### Information provided:
::::

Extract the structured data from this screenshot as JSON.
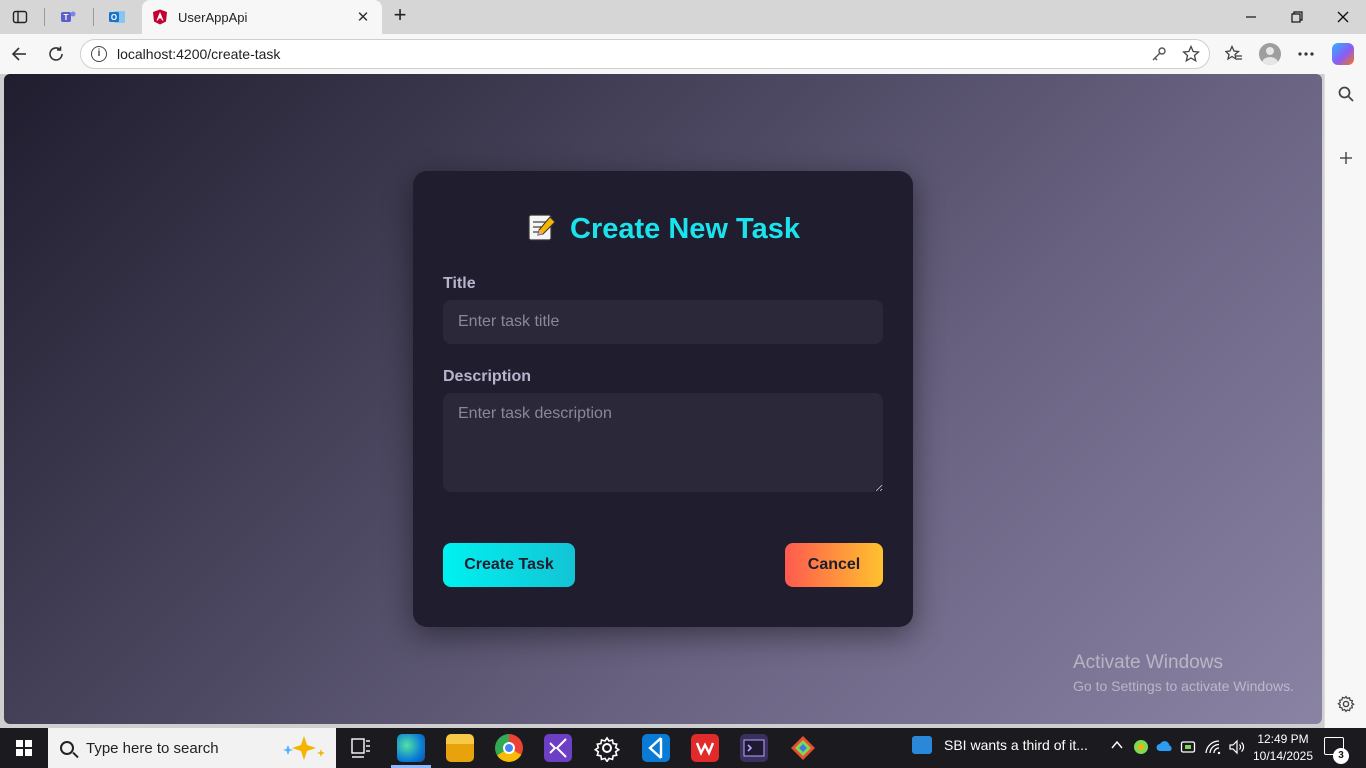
{
  "browser": {
    "tab": {
      "title": "UserAppApi",
      "close": "✕"
    },
    "new_tab": "+",
    "address": {
      "url": "localhost:4200/create-task"
    }
  },
  "form": {
    "title": "Create New Task",
    "title_label": "Title",
    "title_placeholder": "Enter task title",
    "description_label": "Description",
    "description_placeholder": "Enter task description",
    "create_button": "Create Task",
    "cancel_button": "Cancel"
  },
  "watermark": {
    "line1": "Activate Windows",
    "line2": "Go to Settings to activate Windows."
  },
  "taskbar": {
    "search_placeholder": "Type here to search",
    "news_text": "SBI wants a third of it...",
    "time": "12:49 PM",
    "date": "10/14/2025",
    "notification_count": "3"
  },
  "colors": {
    "accent_title": "#1ae3ee",
    "create_gradient": [
      "#00f1f0",
      "#13c4d6"
    ],
    "cancel_gradient": [
      "#ff5a4f",
      "#ffc22e"
    ],
    "card_bg": "#1f1d2e"
  }
}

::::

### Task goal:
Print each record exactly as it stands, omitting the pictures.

### Exercise result:
Extract the structured data from this screenshot as JSON.
{
  "browser": {
    "tab": {
      "title": "UserAppApi",
      "close": "✕"
    },
    "new_tab": "+",
    "address": {
      "url": "localhost:4200/create-task"
    }
  },
  "form": {
    "title": "Create New Task",
    "title_label": "Title",
    "title_placeholder": "Enter task title",
    "description_label": "Description",
    "description_placeholder": "Enter task description",
    "create_button": "Create Task",
    "cancel_button": "Cancel"
  },
  "watermark": {
    "line1": "Activate Windows",
    "line2": "Go to Settings to activate Windows."
  },
  "taskbar": {
    "search_placeholder": "Type here to search",
    "news_text": "SBI wants a third of it...",
    "time": "12:49 PM",
    "date": "10/14/2025",
    "notification_count": "3"
  },
  "colors": {
    "accent_title": "#1ae3ee",
    "create_gradient": [
      "#00f1f0",
      "#13c4d6"
    ],
    "cancel_gradient": [
      "#ff5a4f",
      "#ffc22e"
    ],
    "card_bg": "#1f1d2e"
  }
}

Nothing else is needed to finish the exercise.